Caroline Dotson: ‘The Lump of Coal’ is a gem
Lemony Snicket is the author of the “Series of Unfortunate Events” books for young adults. This year, he wrote a holiday book, “The Lump of Coal.”
“The Lump of Coal” starts in the usual Snicket way: filled with sarcasm. “Miracles are like pimples, because once you start looking for them you find more than you ever dreamed you’d see :”
This lump of coal could talk, walk, and enjoyed the color black.
He had big dreams of becoming “black lines on a canvas” and “participating in a barbecue.”
The lump sets out on a journey, rolling himself downtown and finds an art gallery. The snooty owner rudely sends him away; clearly this was not the miracle the lump of coal was looking for.
He rolls himself further down the street to a Korean barbecue. One of the great illustrations in the book is of the lump of coal peeking his head in the window of Mr. Wong’s Korean Barbecue Palace and Secretarial School. Again, the owner, who doesn’t look Korean and who is using Oregano, sends him away bluntly saying, “do not get smudges on the Korean floor.”
Just as the lump of coal begins to wonder whether miracles only happened to humans, he meets a man in a red suit; not the real Santa but a drugstore Santa. The drugstore Santa decides the lump of coal is just what his stepson, Jasper, deserves for Christmas.
Warm and cozy, waiting in the stocking, the lump of coal anticipates a miracle.
Jasper was happy to see the lump of coal that he could use in artwork, and Jasper was thrilled that the lump of coal could talk.
The two made many “remarkable objets d’art” that sold for an enormous fortune. Then the two bought the Korean barbecue restaurant and cooked real Korean food that they learned to cook in Korea.
The lump of coal got everything he ever wanted. That is a miracle.
Snicket reminds us that it is a miracle if we have enough friends, enough to eat, and get to do the things we love to do. This holiday season should remind us of the many miracles surrounding us every day and remember that miracles should not be taken for granted.

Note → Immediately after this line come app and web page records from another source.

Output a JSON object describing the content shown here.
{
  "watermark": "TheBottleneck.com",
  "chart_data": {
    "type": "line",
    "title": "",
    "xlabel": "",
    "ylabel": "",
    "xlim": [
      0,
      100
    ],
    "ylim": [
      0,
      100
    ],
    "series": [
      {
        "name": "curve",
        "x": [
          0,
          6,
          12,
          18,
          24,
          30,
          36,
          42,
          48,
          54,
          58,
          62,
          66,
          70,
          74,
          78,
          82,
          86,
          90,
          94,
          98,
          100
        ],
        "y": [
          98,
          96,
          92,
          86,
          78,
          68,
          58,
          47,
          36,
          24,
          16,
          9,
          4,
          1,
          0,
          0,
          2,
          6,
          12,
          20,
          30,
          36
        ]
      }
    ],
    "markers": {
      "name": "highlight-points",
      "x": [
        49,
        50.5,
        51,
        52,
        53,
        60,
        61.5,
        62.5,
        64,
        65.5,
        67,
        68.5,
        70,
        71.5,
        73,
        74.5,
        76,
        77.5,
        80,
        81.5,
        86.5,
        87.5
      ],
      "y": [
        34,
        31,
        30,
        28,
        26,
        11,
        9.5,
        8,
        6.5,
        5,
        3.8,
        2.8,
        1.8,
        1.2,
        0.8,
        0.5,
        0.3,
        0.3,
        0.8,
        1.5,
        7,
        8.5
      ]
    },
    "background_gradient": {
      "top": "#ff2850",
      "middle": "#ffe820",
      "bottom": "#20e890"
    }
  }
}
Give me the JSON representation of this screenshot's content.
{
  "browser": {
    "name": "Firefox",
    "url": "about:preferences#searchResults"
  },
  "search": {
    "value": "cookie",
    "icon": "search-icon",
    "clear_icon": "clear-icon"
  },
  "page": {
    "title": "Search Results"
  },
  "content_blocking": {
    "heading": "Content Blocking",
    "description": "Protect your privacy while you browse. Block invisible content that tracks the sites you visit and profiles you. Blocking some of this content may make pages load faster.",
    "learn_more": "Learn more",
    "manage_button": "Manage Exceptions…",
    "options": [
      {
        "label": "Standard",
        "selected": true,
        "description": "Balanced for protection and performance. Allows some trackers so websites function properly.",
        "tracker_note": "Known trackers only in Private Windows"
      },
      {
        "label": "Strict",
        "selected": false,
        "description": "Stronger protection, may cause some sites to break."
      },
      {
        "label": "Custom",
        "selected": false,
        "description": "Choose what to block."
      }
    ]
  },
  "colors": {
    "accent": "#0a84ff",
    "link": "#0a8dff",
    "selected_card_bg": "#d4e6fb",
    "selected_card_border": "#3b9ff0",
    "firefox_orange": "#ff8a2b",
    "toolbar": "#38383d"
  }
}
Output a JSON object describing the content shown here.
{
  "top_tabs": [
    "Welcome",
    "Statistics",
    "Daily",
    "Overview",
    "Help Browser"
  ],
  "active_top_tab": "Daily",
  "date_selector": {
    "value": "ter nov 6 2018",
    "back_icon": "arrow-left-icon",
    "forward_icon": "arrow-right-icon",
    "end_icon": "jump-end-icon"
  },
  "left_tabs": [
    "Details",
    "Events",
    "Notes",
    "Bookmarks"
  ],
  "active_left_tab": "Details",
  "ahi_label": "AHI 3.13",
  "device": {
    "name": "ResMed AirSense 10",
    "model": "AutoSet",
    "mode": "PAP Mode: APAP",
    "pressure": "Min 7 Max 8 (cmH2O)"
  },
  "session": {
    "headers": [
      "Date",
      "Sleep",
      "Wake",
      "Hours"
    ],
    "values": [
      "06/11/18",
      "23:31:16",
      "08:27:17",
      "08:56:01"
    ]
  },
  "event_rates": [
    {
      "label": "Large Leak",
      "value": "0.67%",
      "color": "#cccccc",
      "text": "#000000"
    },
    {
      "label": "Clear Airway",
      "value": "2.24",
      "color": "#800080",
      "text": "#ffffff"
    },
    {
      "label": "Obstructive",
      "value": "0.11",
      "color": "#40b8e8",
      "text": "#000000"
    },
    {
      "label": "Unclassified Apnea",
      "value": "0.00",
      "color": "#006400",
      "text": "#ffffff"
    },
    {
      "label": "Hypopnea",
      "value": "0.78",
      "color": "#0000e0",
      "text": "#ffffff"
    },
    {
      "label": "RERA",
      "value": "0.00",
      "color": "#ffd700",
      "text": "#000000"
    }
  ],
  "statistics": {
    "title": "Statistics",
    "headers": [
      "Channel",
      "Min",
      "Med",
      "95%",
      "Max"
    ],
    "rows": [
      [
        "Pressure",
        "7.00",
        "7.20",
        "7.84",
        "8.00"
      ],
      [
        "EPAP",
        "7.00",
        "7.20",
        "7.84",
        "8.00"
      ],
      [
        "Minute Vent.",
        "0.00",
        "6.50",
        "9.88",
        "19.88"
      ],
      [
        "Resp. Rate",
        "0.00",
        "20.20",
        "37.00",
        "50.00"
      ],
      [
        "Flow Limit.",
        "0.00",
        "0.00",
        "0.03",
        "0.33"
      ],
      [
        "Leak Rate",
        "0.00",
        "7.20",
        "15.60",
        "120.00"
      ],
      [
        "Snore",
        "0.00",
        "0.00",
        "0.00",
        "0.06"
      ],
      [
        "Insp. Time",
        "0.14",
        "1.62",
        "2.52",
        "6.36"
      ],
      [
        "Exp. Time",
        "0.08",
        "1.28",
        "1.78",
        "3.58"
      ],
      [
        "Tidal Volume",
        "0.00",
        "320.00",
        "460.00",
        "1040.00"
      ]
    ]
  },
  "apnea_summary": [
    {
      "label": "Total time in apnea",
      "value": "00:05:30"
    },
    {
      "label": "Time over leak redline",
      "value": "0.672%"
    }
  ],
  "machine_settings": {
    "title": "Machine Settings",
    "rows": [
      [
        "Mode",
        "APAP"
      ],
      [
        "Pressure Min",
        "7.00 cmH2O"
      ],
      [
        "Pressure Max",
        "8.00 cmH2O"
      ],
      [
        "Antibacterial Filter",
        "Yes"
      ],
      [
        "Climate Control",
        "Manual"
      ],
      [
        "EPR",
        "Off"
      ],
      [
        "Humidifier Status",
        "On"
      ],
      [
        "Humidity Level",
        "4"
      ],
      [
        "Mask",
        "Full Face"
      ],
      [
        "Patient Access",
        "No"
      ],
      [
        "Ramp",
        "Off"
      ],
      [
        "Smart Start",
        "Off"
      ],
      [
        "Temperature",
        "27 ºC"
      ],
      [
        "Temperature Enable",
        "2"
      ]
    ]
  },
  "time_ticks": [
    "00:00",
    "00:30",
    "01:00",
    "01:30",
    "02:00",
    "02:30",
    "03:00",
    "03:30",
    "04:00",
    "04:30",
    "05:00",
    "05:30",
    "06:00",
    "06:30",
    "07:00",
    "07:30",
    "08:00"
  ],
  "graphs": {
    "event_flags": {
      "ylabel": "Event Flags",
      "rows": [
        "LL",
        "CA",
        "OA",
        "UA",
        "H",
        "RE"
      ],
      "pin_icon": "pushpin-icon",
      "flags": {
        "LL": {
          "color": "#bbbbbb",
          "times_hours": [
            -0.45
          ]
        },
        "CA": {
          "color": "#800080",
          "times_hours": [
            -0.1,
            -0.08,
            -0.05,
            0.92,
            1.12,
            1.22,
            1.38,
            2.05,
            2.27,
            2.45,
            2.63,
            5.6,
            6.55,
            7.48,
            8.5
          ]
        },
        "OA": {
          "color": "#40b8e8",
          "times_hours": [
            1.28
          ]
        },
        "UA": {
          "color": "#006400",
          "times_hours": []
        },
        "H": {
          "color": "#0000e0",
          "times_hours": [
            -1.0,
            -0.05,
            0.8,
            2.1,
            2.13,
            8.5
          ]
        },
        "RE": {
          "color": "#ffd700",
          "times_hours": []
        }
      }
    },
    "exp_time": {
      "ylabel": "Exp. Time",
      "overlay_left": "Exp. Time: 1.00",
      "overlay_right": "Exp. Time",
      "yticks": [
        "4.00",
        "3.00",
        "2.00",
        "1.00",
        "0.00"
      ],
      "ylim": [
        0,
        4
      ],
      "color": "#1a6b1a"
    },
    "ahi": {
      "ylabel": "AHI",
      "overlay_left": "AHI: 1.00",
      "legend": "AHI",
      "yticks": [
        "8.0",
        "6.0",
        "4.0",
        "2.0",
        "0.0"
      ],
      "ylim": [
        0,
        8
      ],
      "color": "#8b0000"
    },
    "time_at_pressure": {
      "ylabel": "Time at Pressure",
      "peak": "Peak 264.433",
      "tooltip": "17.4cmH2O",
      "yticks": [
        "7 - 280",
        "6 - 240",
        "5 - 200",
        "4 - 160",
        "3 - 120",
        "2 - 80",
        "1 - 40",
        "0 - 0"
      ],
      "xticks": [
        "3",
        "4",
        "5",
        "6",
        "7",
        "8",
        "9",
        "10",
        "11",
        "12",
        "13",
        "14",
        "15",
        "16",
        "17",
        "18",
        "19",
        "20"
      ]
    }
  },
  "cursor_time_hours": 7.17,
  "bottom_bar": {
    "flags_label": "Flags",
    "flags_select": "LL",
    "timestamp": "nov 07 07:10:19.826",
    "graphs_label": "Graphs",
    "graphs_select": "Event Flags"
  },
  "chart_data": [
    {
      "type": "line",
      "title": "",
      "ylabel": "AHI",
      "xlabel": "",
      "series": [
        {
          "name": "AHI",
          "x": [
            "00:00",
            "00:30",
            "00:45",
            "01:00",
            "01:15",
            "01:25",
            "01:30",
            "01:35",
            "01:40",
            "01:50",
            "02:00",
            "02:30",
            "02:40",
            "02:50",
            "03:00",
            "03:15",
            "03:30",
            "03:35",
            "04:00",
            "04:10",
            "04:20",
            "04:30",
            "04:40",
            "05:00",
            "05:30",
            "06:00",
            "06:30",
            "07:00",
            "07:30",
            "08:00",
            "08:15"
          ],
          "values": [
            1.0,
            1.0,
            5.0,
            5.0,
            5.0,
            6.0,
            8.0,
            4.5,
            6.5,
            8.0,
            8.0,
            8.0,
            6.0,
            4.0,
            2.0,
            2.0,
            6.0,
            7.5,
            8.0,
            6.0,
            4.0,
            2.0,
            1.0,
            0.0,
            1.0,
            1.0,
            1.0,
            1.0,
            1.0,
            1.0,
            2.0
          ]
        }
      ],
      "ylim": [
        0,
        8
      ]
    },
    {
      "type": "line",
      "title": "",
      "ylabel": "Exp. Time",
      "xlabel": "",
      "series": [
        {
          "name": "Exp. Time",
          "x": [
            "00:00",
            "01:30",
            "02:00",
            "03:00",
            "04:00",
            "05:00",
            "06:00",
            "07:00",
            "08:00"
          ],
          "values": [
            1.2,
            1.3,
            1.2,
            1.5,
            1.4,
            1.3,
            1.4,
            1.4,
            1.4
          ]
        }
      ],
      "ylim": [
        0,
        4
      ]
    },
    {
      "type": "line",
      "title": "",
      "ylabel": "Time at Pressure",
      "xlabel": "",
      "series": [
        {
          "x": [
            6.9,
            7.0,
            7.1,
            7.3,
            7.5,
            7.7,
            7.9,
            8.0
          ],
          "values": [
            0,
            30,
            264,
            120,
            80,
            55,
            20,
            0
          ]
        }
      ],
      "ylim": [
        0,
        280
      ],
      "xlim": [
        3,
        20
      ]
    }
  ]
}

Caroline Dotson, of Downtown Books, reviews books for the Craig Daily Press. She can be reached at firstname.lastname@example.org.